In the process of researching Bitcoin to help me decide whether to buy some as an investment, I’ve come across some confusion about money in some prominent articles.
This article says:
the demand for Bitcoins is driven by the volume of Bitcoin-denominated transactions.
the value of a currency is built on its reputation, and five months of bad news and depreciation have done serious damage.
Money serves several different functions. To be widely accepted, a currency typically needs to serve as a medium of exchange and as a store of value. But gold is a good example of a quasi-currency that functions as a fairly good store of value (at least for people with long time horizons). Bitcoin shows more promise of functioning as a store of value than as a medium of exchange.
If Bitcoin were only a medium of exchange, it might make sense to say the volume of Bitcoin transactions drives the demand for it. But if most people who are buying Bitcoins are hiding them under their mattresses on EMP-resistant media (cd-rom?), the price of Bitcoins can rise indefinitely without an increase in transactions.
It isn’t very useful to lump many beliefs about a currency into a single reputation. Bitcoin has different reputations for different traits.
A currency should have a reputation for being in limited supply and for not having that supply increase too rapidly. I’d say Bitcoin has developed a better reputation for this than the US dollar, and might exceed gold’s reputation.
A currency should be easy to store and transport safely. This is an area where Bitcoin’s reputation is the subject of much confusion. There’s currently an unpleasant tradeoff between secure ways to store Bitcoin and convenient ways to have them available to spend. It make take a major rewrite of operating systems (e.g. to use Capability-based security with a good UI) for it to be possible to have Bitcoins be conveniently accessible but hard to steal. Confusion over the risk of theft has probably driven a fair amount of the recent Bitcoin price volatility. My guess is that it’s better that theft has happened now than after people become more reliant on Bitcoin. It will either drive the creation of more secure software (with benefits much wider than Bitcoin use) or discourage people from relying on insecure ways of handling digital money.
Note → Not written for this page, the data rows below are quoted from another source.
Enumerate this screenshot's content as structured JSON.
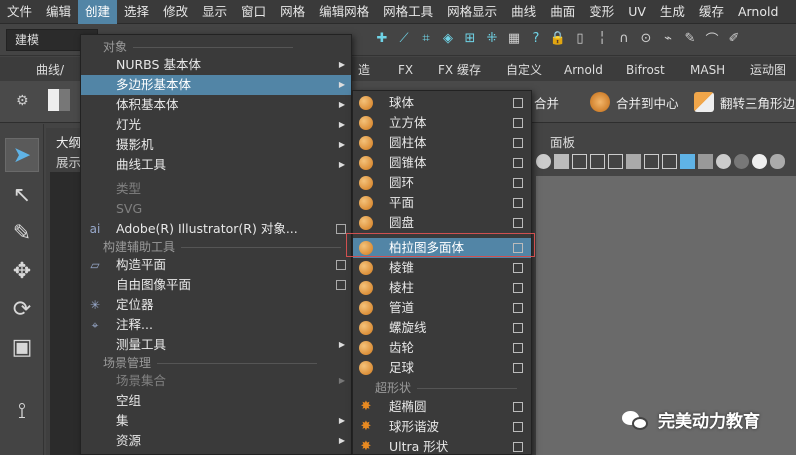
{
  "menubar": [
    "文件",
    "编辑",
    "创建",
    "选择",
    "修改",
    "显示",
    "窗口",
    "网格",
    "编辑网格",
    "网格工具",
    "网格显示",
    "曲线",
    "曲面",
    "变形",
    "UV",
    "生成",
    "缓存",
    "Arnold"
  ],
  "menubar_active_index": 2,
  "mode_select": "建模",
  "shelf_tabs": [
    "曲线/",
    "造",
    "FX",
    "FX 缓存",
    "自定义",
    "Arnold",
    "Bifrost",
    "MASH",
    "运动图"
  ],
  "shelf_items": [
    "合并",
    "合并到中心",
    "翻转三角形边"
  ],
  "outliner": {
    "title": "大纲",
    "subtitle": "展示"
  },
  "viewport": {
    "panel_label": "面板"
  },
  "menu": {
    "section_objects": "对象",
    "nurbs": "NURBS 基本体",
    "poly": "多边形基本体",
    "volume": "体积基本体",
    "lights": "灯光",
    "cameras": "摄影机",
    "curve_tools": "曲线工具",
    "type": "类型",
    "svg": "SVG",
    "illustrator": "Adobe(R) Illustrator(R) 对象...",
    "section_construction": "构建辅助工具",
    "construction_plane": "构造平面",
    "free_image_plane": "自由图像平面",
    "locator": "定位器",
    "annotation": "注释...",
    "measure": "测量工具",
    "section_scene": "场景管理",
    "scene_set": "场景集合",
    "empty_group": "空组",
    "sets": "集",
    "assets": "资源"
  },
  "submenu": {
    "items": [
      "球体",
      "立方体",
      "圆柱体",
      "圆锥体",
      "圆环",
      "平面",
      "圆盘",
      "柏拉图多面体",
      "棱锥",
      "棱柱",
      "管道",
      "螺旋线",
      "齿轮",
      "足球"
    ],
    "highlighted": "柏拉图多面体",
    "section_super": "超形状",
    "super_items": [
      "超椭圆",
      "球形谐波",
      "Ultra 形状"
    ]
  },
  "watermark": "完美动力教育",
  "colors": {
    "highlight": "#5285a6",
    "accent_icon": "#6fd3e6",
    "primitive_icon": "#e08a2a",
    "frame": "#d05050"
  }
}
Finally, it’s important that a currency have a reputation for being something that people will value in the future. This is a source of significant uncertainty, because it depends on people’s perceptions of the alternative stores of value, the alternative media of exchange, and the risk of Bitcoin theft. Bitcoin has the potential to be a better store of value than gold, because a transparent algorithm can better guarantee a limited supply than the difficulty of mining a metal. People who started watching Bitcoin prices a few months ago in response to a flurry of publicity attach a low reputation to its prospects as a store of value because the recent price crash is more vivid in their mind than the earlier boom, but that’s a temporary phenomenon that doesn’t deserve much attention.
For most uses as a medium of exchange, Bitcoin doesn’t offer much advantage now. For most transactions, the small cost savings aren’t enough to persuade consumers to give up the ability to dispute a payment, or for stores that accept Bitcoin with an option to dispute payment to offer a discount for Bitcoin purchases. And I expect governments and large financial institutions to create obstacles to its use as a medium of exchange. There are a few small uses where it works better than any existing alternative – e.g. Wikileaks, where the existing financial system refuses to support online payments. Bitcoin anonymity doesn’t appear strong enough to attract people engaged in illegal businesses. Online gambling companies might get some advantage from using Bitcoin if the obstacles to transferring money to gambling sites exceed the obstacles to buying Bitcoin, but I’m guessing the obstacles are and will be at least as large for buying Bitcoin. So I expect very slow adoption of Bitcoin as a medium of exchange.
I do think there’s a nontrivial chance that Bitcoin will become widely used as a store of value, and that might replace a significant amount of demand for gold a decade or two from now. A decline in demand for gold as a store of value might well snowball, as extrapolating that trend would imply that gold becomes a less reliable store of value. That doesn’t yet make me reluctant to buy gold, but a Bitcoin price over 0.1 ounces of gold might make me reconsider.
I will probably invest a small fraction of my net worth in Bitcoin, but I don’t feel any urgency about it.